◆ Problem to work on
Retype each entry below, keeping every character the same.

◆ Study material
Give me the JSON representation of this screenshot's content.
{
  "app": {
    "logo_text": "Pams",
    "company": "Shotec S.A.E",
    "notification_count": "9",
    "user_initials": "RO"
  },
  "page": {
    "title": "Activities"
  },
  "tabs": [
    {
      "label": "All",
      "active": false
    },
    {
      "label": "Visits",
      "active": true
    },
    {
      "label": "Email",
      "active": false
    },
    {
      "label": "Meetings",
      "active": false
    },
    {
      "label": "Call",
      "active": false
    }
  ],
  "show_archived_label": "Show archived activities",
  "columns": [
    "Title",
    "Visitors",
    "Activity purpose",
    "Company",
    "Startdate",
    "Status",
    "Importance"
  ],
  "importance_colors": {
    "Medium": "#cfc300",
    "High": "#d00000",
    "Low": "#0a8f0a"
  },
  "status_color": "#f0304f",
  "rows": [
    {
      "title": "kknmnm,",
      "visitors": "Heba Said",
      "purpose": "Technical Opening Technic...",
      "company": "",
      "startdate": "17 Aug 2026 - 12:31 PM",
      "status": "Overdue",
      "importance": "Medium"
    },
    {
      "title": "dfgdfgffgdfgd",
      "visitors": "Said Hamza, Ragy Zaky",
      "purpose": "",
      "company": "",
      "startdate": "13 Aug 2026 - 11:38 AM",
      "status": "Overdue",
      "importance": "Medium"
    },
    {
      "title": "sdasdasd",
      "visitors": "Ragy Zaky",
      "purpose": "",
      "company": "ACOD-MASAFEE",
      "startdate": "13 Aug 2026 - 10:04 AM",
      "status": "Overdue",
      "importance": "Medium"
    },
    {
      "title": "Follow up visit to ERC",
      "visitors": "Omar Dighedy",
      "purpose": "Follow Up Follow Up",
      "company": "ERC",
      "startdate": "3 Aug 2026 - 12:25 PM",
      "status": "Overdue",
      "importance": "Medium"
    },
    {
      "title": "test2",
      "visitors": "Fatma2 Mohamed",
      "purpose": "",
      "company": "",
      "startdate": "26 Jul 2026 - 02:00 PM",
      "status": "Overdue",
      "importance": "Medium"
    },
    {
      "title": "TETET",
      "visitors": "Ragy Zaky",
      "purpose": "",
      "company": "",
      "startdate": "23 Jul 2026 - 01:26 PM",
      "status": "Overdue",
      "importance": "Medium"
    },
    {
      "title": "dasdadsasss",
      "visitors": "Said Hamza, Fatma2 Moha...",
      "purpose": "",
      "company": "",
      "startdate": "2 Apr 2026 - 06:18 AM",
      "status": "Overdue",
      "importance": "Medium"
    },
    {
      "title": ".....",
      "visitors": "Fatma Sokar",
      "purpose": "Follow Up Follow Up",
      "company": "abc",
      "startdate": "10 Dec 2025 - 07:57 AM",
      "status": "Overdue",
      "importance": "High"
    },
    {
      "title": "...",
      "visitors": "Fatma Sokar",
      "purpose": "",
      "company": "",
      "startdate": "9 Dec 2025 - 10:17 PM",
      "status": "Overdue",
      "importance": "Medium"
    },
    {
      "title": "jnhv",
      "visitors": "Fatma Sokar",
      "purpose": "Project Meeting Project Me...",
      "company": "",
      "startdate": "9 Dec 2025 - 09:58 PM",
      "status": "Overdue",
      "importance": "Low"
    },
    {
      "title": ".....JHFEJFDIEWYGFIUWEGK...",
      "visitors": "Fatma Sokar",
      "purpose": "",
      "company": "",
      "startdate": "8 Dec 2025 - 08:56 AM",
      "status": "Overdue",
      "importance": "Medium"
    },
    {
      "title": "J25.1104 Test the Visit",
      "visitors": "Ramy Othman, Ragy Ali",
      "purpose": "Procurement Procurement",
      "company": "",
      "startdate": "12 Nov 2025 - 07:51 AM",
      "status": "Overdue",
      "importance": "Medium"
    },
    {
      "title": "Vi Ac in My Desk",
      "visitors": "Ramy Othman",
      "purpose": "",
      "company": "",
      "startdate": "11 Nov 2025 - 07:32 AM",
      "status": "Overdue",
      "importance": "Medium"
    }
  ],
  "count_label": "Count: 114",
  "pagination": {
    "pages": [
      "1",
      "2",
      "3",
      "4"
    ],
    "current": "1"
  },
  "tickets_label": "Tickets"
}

◆ Reply to the task
Give me the JSON representation of this screenshot's content.
{
  "app": {
    "logo_text": "Pams",
    "company": "Shotec S.A.E",
    "notification_count": "9",
    "user_initials": "RO"
  },
  "page": {
    "title": "Activities"
  },
  "tabs": [
    {
      "label": "All",
      "active": false
    },
    {
      "label": "Visits",
      "active": true
    },
    {
      "label": "Email",
      "active": false
    },
    {
      "label": "Meetings",
      "active": false
    },
    {
      "label": "Call",
      "active": false
    }
  ],
  "show_archived_label": "Show archived activities",
  "columns": [
    "Title",
    "Visitors",
    "Activity purpose",
    "Company",
    "Startdate",
    "Status",
    "Importance"
  ],
  "importance_colors": {
    "Medium": "#cfc300",
    "High": "#d00000",
    "Low": "#0a8f0a"
  },
  "status_color": "#f0304f",
  "rows": [
    {
      "title": "kknmnm,",
      "visitors": "Heba Said",
      "purpose": "Technical Opening Technic...",
      "company": "",
      "startdate": "17 Aug 2026 - 12:31 PM",
      "status": "Overdue",
      "importance": "Medium"
    },
    {
      "title": "dfgdfgffgdfgd",
      "visitors": "Said Hamza, Ragy Zaky",
      "purpose": "",
      "company": "",
      "startdate": "13 Aug 2026 - 11:38 AM",
      "status": "Overdue",
      "importance": "Medium"
    },
    {
      "title": "sdasdasd",
      "visitors": "Ragy Zaky",
      "purpose": "",
      "company": "ACOD-MASAFEE",
      "startdate": "13 Aug 2026 - 10:04 AM",
      "status": "Overdue",
      "importance": "Medium"
    },
    {
      "title": "Follow up visit to ERC",
      "visitors": "Omar Dighedy",
      "purpose": "Follow Up Follow Up",
      "company": "ERC",
      "startdate": "3 Aug 2026 - 12:25 PM",
      "status": "Overdue",
      "importance": "Medium"
    },
    {
      "title": "test2",
      "visitors": "Fatma2 Mohamed",
      "purpose": "",
      "company": "",
      "startdate": "26 Jul 2026 - 02:00 PM",
      "status": "Overdue",
      "importance": "Medium"
    },
    {
      "title": "TETET",
      "visitors": "Ragy Zaky",
      "purpose": "",
      "company": "",
      "startdate": "23 Jul 2026 - 01:26 PM",
      "status": "Overdue",
      "importance": "Medium"
    },
    {
      "title": "dasdadsasss",
      "visitors": "Said Hamza, Fatma2 Moha...",
      "purpose": "",
      "company": "",
      "startdate": "2 Apr 2026 - 06:18 AM",
      "status": "Overdue",
      "importance": "Medium"
    },
    {
      "title": ".....",
      "visitors": "Fatma Sokar",
      "purpose": "Follow Up Follow Up",
      "company": "abc",
      "startdate": "10 Dec 2025 - 07:57 AM",
      "status": "Overdue",
      "importance": "High"
    },
    {
      "title": "...",
      "visitors": "Fatma Sokar",
      "purpose": "",
      "company": "",
      "startdate": "9 Dec 2025 - 10:17 PM",
      "status": "Overdue",
      "importance": "Medium"
    },
    {
      "title": "jnhv",
      "visitors": "Fatma Sokar",
      "purpose": "Project Meeting Project Me...",
      "company": "",
      "startdate": "9 Dec 2025 - 09:58 PM",
      "status": "Overdue",
      "importance": "Low"
    },
    {
      "title": ".....JHFEJFDIEWYGFIUWEGK...",
      "visitors": "Fatma Sokar",
      "purpose": "",
      "company": "",
      "startdate": "8 Dec 2025 - 08:56 AM",
      "status": "Overdue",
      "importance": "Medium"
    },
    {
      "title": "J25.1104 Test the Visit",
      "visitors": "Ramy Othman, Ragy Ali",
      "purpose": "Procurement Procurement",
      "company": "",
      "startdate": "12 Nov 2025 - 07:51 AM",
      "status": "Overdue",
      "importance": "Medium"
    },
    {
      "title": "Vi Ac in My Desk",
      "visitors": "Ramy Othman",
      "purpose": "",
      "company": "",
      "startdate": "11 Nov 2025 - 07:32 AM",
      "status": "Overdue",
      "importance": "Medium"
    }
  ],
  "count_label": "Count: 114",
  "pagination": {
    "pages": [
      "1",
      "2",
      "3",
      "4"
    ],
    "current": "1"
  },
  "tickets_label": "Tickets"
}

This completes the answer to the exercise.